Material for the task:
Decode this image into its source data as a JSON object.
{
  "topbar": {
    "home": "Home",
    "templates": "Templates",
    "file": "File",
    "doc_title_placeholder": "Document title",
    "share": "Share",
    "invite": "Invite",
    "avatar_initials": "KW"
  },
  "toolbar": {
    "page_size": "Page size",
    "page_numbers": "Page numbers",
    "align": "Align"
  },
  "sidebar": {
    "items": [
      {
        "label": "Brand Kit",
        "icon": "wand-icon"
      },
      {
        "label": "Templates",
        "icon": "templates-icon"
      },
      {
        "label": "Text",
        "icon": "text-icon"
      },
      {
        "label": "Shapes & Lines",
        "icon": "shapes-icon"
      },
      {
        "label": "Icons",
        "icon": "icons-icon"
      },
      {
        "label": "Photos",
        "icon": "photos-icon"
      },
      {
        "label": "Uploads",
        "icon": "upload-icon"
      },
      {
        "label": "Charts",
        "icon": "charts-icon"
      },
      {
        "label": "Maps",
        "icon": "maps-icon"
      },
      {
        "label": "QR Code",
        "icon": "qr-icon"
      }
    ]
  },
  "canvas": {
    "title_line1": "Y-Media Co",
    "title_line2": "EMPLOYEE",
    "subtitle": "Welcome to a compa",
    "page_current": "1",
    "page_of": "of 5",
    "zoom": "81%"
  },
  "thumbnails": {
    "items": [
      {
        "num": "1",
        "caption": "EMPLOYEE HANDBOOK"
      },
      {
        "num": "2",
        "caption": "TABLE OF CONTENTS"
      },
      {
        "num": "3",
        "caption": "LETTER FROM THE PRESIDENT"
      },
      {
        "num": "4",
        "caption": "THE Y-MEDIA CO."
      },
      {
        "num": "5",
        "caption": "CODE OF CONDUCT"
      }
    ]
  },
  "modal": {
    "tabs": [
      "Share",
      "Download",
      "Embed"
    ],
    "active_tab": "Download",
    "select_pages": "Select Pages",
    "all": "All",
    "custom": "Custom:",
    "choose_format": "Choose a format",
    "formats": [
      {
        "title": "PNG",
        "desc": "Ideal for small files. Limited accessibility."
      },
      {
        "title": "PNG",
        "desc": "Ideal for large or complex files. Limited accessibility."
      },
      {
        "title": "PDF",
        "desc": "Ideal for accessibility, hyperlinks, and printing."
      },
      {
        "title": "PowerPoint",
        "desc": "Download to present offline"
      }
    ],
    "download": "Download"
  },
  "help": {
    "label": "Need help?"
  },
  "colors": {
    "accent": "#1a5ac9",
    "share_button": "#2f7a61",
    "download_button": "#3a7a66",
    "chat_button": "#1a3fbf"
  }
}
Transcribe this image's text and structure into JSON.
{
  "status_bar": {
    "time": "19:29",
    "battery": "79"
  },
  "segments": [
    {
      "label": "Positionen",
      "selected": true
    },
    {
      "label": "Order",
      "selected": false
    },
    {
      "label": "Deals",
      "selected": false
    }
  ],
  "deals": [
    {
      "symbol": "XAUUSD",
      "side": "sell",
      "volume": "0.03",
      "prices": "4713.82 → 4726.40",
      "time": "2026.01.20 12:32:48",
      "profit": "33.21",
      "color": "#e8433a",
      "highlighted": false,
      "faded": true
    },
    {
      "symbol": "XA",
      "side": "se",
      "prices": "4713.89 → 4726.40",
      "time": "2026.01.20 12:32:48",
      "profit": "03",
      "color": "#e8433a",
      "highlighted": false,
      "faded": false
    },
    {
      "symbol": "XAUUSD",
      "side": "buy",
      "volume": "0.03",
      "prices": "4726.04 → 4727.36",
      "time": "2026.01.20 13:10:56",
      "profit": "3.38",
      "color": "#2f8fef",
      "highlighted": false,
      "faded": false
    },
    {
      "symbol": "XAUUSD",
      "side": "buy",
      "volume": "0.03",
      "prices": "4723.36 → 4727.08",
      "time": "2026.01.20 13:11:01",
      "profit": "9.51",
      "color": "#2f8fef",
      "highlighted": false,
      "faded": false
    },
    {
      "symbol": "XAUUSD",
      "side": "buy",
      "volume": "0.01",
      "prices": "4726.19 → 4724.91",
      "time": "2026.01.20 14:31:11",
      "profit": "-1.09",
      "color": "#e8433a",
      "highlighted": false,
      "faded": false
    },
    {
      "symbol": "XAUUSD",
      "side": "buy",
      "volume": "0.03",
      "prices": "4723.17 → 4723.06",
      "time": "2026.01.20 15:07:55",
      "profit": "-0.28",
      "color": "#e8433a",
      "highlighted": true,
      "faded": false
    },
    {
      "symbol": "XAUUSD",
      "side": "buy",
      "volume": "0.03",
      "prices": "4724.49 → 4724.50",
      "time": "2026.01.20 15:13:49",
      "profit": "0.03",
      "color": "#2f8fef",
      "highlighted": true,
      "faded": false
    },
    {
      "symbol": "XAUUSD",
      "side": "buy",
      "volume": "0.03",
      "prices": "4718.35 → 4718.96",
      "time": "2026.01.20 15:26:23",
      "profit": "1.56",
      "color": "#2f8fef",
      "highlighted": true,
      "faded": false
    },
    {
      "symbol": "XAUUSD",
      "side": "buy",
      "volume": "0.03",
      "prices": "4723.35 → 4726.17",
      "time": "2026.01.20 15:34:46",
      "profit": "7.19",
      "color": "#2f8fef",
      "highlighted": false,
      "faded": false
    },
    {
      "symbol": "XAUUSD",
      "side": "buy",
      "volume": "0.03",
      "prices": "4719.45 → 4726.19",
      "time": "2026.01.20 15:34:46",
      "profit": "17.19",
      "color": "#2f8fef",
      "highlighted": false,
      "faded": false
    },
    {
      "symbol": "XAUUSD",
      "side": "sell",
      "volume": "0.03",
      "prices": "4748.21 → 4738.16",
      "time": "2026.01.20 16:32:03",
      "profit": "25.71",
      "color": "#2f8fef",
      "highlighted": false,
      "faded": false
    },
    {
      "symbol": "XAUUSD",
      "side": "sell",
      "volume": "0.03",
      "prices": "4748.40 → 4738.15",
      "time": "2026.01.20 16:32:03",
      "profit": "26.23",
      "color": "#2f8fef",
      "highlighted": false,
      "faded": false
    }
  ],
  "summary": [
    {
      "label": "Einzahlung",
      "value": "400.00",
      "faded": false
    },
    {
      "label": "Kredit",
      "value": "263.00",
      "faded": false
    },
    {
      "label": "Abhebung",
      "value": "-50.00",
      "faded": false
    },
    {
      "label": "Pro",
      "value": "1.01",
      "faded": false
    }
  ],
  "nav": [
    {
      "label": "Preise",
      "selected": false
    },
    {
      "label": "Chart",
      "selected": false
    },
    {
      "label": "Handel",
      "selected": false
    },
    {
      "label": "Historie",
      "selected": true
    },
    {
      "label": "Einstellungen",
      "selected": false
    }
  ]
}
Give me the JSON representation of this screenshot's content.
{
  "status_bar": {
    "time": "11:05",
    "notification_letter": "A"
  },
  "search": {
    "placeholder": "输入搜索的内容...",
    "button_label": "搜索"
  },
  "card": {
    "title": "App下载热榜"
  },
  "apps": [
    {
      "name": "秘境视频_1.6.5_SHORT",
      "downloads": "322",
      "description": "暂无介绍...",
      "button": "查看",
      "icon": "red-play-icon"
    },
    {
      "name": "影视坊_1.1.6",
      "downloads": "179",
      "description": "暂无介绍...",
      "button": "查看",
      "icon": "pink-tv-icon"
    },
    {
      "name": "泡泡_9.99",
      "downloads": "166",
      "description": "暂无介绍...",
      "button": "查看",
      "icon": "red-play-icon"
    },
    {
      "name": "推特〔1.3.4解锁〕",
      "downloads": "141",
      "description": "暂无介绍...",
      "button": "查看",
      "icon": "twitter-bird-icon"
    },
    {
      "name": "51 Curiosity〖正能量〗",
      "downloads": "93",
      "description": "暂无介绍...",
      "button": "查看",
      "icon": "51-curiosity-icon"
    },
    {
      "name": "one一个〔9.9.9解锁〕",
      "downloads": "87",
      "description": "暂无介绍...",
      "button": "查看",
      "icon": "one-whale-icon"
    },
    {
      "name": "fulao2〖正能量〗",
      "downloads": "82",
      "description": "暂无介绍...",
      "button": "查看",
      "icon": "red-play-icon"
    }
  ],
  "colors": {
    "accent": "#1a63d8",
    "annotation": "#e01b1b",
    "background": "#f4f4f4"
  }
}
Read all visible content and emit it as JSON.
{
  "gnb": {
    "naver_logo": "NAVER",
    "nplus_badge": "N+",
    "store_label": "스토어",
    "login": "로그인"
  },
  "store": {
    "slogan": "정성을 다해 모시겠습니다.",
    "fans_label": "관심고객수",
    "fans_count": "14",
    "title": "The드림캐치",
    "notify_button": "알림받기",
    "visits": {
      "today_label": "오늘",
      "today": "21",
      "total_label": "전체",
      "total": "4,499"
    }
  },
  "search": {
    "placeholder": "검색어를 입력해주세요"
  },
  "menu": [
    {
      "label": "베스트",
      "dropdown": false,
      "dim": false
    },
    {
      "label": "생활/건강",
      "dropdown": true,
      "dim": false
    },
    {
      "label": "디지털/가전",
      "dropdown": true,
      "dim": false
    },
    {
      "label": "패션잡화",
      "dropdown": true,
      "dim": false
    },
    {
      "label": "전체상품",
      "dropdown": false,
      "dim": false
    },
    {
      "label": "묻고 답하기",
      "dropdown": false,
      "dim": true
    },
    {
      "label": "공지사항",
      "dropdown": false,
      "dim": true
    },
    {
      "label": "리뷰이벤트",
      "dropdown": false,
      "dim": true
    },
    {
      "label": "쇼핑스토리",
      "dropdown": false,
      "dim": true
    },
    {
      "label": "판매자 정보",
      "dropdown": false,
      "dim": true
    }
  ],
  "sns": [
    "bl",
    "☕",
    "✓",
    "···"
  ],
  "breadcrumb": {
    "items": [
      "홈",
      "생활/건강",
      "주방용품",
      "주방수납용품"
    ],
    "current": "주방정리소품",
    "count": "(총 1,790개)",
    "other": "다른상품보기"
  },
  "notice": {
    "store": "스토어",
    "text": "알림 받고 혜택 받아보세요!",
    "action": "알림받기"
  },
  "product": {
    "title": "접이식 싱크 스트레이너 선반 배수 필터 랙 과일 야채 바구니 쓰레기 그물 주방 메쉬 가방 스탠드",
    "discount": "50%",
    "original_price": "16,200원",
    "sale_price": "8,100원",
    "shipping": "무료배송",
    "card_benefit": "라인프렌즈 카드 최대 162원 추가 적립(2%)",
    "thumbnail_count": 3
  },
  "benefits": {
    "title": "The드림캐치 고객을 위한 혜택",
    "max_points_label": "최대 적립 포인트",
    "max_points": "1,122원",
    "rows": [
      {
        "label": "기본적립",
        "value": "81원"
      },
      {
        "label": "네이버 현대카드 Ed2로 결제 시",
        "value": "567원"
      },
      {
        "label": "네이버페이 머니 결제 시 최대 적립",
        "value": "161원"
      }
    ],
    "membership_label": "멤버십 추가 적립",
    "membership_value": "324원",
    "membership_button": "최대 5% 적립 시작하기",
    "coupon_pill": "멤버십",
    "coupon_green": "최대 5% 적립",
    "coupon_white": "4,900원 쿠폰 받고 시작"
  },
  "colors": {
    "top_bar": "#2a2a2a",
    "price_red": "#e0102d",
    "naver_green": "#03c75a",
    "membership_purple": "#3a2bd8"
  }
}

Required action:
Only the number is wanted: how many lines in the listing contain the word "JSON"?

Output below:
4